> _Source records_
_ _ _ _
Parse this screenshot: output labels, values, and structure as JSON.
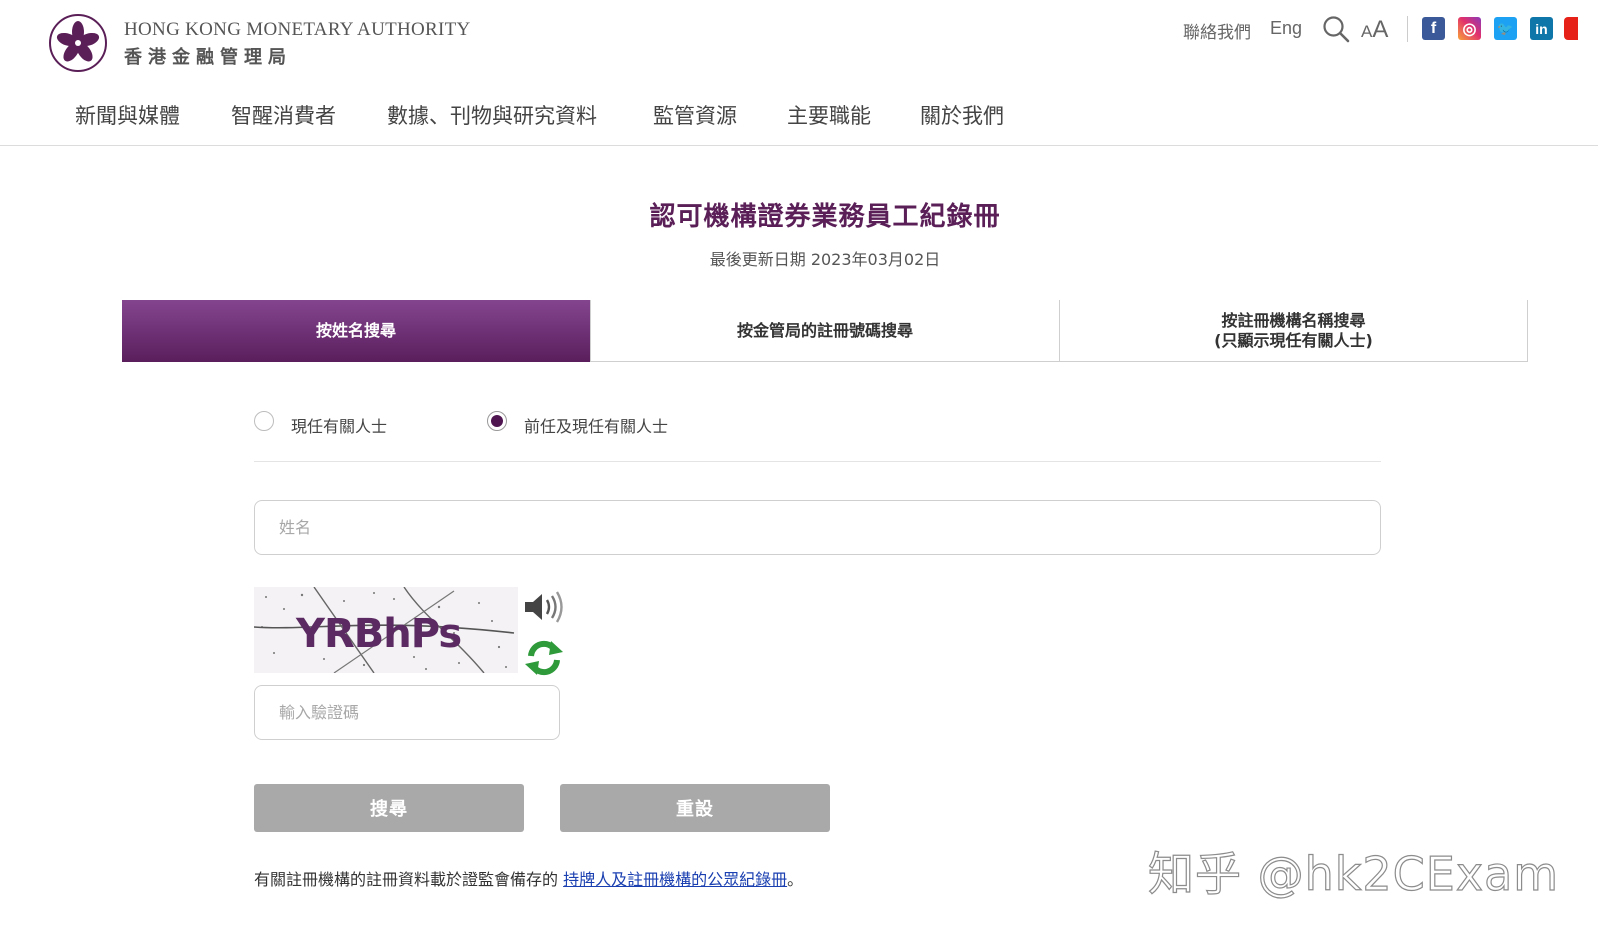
{
  "header": {
    "logo_en": "HONG KONG MONETARY AUTHORITY",
    "logo_zh": "香港金融管理局",
    "contact_label": "聯絡我們",
    "lang_label": "Eng",
    "font_size_small": "A",
    "font_size_big": "A",
    "social": {
      "facebook": "f",
      "instagram": "◎",
      "twitter": "🐦",
      "linkedin": "in"
    }
  },
  "nav": {
    "items": [
      {
        "label": "新聞與媒體"
      },
      {
        "label": "智醒消費者"
      },
      {
        "label": "數據、刊物與研究資料"
      },
      {
        "label": "監管資源"
      },
      {
        "label": "主要職能"
      },
      {
        "label": "關於我們"
      }
    ]
  },
  "page": {
    "title": "認可機構證券業務員工紀錄冊",
    "last_updated": "最後更新日期 2023年03月02日"
  },
  "tabs": [
    {
      "label": "按姓名搜尋",
      "active": true
    },
    {
      "label": "按金管局的註冊號碼搜尋",
      "active": false
    },
    {
      "label_line1": "按註冊機構名稱搜尋",
      "label_line2": "(只顯示現任有關人士)",
      "active": false
    }
  ],
  "form": {
    "radio_options": [
      {
        "label": "現任有關人士",
        "checked": false
      },
      {
        "label": "前任及現任有關人士",
        "checked": true
      }
    ],
    "name_placeholder": "姓名",
    "captcha_text": "YRBhPs",
    "captcha_placeholder": "輸入驗證碼",
    "search_button": "搜尋",
    "reset_button": "重設"
  },
  "footnote": {
    "prefix": "有關註冊機構的註冊資料載於證監會備存的 ",
    "link": "持牌人及註冊機構的公眾紀錄冊",
    "suffix": "。"
  },
  "watermark": "知乎 @hk2CExam",
  "colors": {
    "brand_purple": "#5b1f58",
    "button_disabled": "#a9a9a9",
    "link": "#1a3fb0"
  }
}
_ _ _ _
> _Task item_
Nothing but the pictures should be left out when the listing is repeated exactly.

> _Exercise response_
Parse this screenshot: output labels, values, and structure as JSON.
{
  "header": {
    "logo_en": "HONG KONG MONETARY AUTHORITY",
    "logo_zh": "香港金融管理局",
    "contact_label": "聯絡我們",
    "lang_label": "Eng",
    "font_size_small": "A",
    "font_size_big": "A",
    "social": {
      "facebook": "f",
      "instagram": "◎",
      "twitter": "🐦",
      "linkedin": "in"
    }
  },
  "nav": {
    "items": [
      {
        "label": "新聞與媒體"
      },
      {
        "label": "智醒消費者"
      },
      {
        "label": "數據、刊物與研究資料"
      },
      {
        "label": "監管資源"
      },
      {
        "label": "主要職能"
      },
      {
        "label": "關於我們"
      }
    ]
  },
  "page": {
    "title": "認可機構證券業務員工紀錄冊",
    "last_updated": "最後更新日期 2023年03月02日"
  },
  "tabs": [
    {
      "label": "按姓名搜尋",
      "active": true
    },
    {
      "label": "按金管局的註冊號碼搜尋",
      "active": false
    },
    {
      "label_line1": "按註冊機構名稱搜尋",
      "label_line2": "(只顯示現任有關人士)",
      "active": false
    }
  ],
  "form": {
    "radio_options": [
      {
        "label": "現任有關人士",
        "checked": false
      },
      {
        "label": "前任及現任有關人士",
        "checked": true
      }
    ],
    "name_placeholder": "姓名",
    "captcha_text": "YRBhPs",
    "captcha_placeholder": "輸入驗證碼",
    "search_button": "搜尋",
    "reset_button": "重設"
  },
  "footnote": {
    "prefix": "有關註冊機構的註冊資料載於證監會備存的 ",
    "link": "持牌人及註冊機構的公眾紀錄冊",
    "suffix": "。"
  },
  "watermark": "知乎 @hk2CExam",
  "colors": {
    "brand_purple": "#5b1f58",
    "button_disabled": "#a9a9a9",
    "link": "#1a3fb0"
  }
}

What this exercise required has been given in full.